Items from an interface collection
========================================

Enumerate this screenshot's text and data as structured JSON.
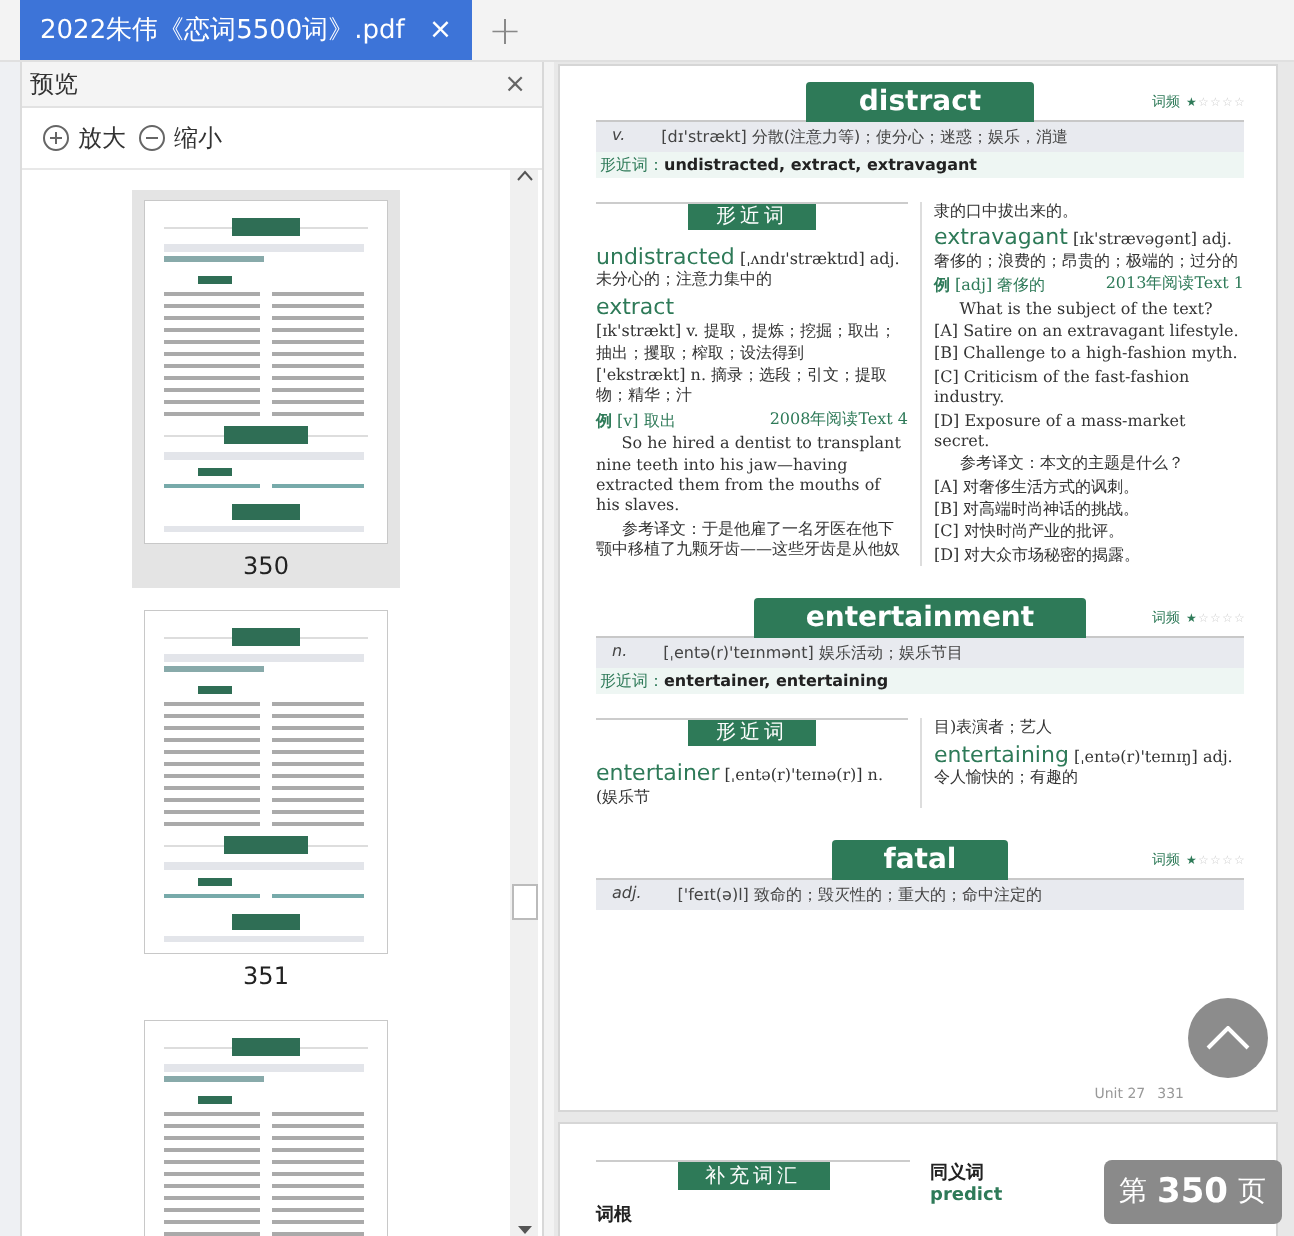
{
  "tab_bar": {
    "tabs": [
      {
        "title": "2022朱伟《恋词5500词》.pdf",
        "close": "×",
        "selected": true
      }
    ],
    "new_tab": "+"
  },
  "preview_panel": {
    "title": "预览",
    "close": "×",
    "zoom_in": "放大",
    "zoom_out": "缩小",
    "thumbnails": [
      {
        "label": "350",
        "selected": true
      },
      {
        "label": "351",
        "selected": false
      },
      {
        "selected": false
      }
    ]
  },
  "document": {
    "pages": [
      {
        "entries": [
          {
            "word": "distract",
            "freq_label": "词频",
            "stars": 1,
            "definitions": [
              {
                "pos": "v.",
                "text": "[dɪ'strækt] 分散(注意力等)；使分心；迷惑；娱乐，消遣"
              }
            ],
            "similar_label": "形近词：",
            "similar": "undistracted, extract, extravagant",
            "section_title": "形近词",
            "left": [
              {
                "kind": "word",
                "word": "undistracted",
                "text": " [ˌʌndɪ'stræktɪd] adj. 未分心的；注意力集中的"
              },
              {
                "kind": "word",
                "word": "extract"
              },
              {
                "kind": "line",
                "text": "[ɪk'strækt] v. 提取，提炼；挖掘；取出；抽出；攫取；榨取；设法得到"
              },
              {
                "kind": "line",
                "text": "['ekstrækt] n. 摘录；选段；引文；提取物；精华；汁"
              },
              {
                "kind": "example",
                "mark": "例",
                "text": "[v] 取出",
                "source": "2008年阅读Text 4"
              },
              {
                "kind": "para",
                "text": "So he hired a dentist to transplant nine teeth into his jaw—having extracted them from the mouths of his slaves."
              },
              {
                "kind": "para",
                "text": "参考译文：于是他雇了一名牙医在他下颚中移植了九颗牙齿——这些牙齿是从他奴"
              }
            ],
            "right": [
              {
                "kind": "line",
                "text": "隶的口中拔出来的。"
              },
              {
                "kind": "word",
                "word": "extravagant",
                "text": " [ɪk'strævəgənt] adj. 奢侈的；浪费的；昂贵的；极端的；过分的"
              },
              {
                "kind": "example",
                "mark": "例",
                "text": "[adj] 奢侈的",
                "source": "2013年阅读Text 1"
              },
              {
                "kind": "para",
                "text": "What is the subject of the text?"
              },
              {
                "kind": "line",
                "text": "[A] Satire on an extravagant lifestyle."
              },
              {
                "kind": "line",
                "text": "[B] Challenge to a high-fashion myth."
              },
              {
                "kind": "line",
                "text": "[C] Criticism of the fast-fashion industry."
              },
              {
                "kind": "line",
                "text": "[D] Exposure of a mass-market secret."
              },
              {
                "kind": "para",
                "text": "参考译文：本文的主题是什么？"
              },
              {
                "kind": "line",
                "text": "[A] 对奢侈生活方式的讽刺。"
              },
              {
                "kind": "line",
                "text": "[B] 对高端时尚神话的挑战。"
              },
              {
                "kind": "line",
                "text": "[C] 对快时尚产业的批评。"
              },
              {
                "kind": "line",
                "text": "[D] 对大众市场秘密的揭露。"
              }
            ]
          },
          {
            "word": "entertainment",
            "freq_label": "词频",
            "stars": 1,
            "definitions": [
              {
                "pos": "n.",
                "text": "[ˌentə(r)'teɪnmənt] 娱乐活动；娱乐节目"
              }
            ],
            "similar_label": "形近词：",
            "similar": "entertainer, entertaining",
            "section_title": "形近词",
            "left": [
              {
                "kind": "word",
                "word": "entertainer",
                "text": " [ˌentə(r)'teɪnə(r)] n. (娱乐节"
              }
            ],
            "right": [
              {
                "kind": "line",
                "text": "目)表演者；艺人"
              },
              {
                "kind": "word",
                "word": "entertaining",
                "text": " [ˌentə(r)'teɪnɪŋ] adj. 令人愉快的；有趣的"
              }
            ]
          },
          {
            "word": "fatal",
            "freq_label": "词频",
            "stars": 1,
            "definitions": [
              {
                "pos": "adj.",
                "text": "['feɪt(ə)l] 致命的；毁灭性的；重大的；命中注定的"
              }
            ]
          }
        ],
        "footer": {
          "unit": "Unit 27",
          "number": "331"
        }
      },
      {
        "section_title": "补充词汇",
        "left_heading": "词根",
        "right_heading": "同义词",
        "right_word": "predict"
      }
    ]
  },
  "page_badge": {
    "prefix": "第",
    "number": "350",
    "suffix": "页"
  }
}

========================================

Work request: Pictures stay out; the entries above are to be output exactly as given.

Response to this exercise:
Enumerate this screenshot's text and data as structured JSON.
{
  "tab_bar": {
    "tabs": [
      {
        "title": "2022朱伟《恋词5500词》.pdf",
        "close": "×",
        "selected": true
      }
    ],
    "new_tab": "+"
  },
  "preview_panel": {
    "title": "预览",
    "close": "×",
    "zoom_in": "放大",
    "zoom_out": "缩小",
    "thumbnails": [
      {
        "label": "350",
        "selected": true
      },
      {
        "label": "351",
        "selected": false
      },
      {
        "selected": false
      }
    ]
  },
  "document": {
    "pages": [
      {
        "entries": [
          {
            "word": "distract",
            "freq_label": "词频",
            "stars": 1,
            "definitions": [
              {
                "pos": "v.",
                "text": "[dɪ'strækt] 分散(注意力等)；使分心；迷惑；娱乐，消遣"
              }
            ],
            "similar_label": "形近词：",
            "similar": "undistracted, extract, extravagant",
            "section_title": "形近词",
            "left": [
              {
                "kind": "word",
                "word": "undistracted",
                "text": " [ˌʌndɪ'stræktɪd] adj. 未分心的；注意力集中的"
              },
              {
                "kind": "word",
                "word": "extract"
              },
              {
                "kind": "line",
                "text": "[ɪk'strækt] v. 提取，提炼；挖掘；取出；抽出；攫取；榨取；设法得到"
              },
              {
                "kind": "line",
                "text": "['ekstrækt] n. 摘录；选段；引文；提取物；精华；汁"
              },
              {
                "kind": "example",
                "mark": "例",
                "text": "[v] 取出",
                "source": "2008年阅读Text 4"
              },
              {
                "kind": "para",
                "text": "So he hired a dentist to transplant nine teeth into his jaw—having extracted them from the mouths of his slaves."
              },
              {
                "kind": "para",
                "text": "参考译文：于是他雇了一名牙医在他下颚中移植了九颗牙齿——这些牙齿是从他奴"
              }
            ],
            "right": [
              {
                "kind": "line",
                "text": "隶的口中拔出来的。"
              },
              {
                "kind": "word",
                "word": "extravagant",
                "text": " [ɪk'strævəgənt] adj. 奢侈的；浪费的；昂贵的；极端的；过分的"
              },
              {
                "kind": "example",
                "mark": "例",
                "text": "[adj] 奢侈的",
                "source": "2013年阅读Text 1"
              },
              {
                "kind": "para",
                "text": "What is the subject of the text?"
              },
              {
                "kind": "line",
                "text": "[A] Satire on an extravagant lifestyle."
              },
              {
                "kind": "line",
                "text": "[B] Challenge to a high-fashion myth."
              },
              {
                "kind": "line",
                "text": "[C] Criticism of the fast-fashion industry."
              },
              {
                "kind": "line",
                "text": "[D] Exposure of a mass-market secret."
              },
              {
                "kind": "para",
                "text": "参考译文：本文的主题是什么？"
              },
              {
                "kind": "line",
                "text": "[A] 对奢侈生活方式的讽刺。"
              },
              {
                "kind": "line",
                "text": "[B] 对高端时尚神话的挑战。"
              },
              {
                "kind": "line",
                "text": "[C] 对快时尚产业的批评。"
              },
              {
                "kind": "line",
                "text": "[D] 对大众市场秘密的揭露。"
              }
            ]
          },
          {
            "word": "entertainment",
            "freq_label": "词频",
            "stars": 1,
            "definitions": [
              {
                "pos": "n.",
                "text": "[ˌentə(r)'teɪnmənt] 娱乐活动；娱乐节目"
              }
            ],
            "similar_label": "形近词：",
            "similar": "entertainer, entertaining",
            "section_title": "形近词",
            "left": [
              {
                "kind": "word",
                "word": "entertainer",
                "text": " [ˌentə(r)'teɪnə(r)] n. (娱乐节"
              }
            ],
            "right": [
              {
                "kind": "line",
                "text": "目)表演者；艺人"
              },
              {
                "kind": "word",
                "word": "entertaining",
                "text": " [ˌentə(r)'teɪnɪŋ] adj. 令人愉快的；有趣的"
              }
            ]
          },
          {
            "word": "fatal",
            "freq_label": "词频",
            "stars": 1,
            "definitions": [
              {
                "pos": "adj.",
                "text": "['feɪt(ə)l] 致命的；毁灭性的；重大的；命中注定的"
              }
            ]
          }
        ],
        "footer": {
          "unit": "Unit 27",
          "number": "331"
        }
      },
      {
        "section_title": "补充词汇",
        "left_heading": "词根",
        "right_heading": "同义词",
        "right_word": "predict"
      }
    ]
  },
  "page_badge": {
    "prefix": "第",
    "number": "350",
    "suffix": "页"
  }
}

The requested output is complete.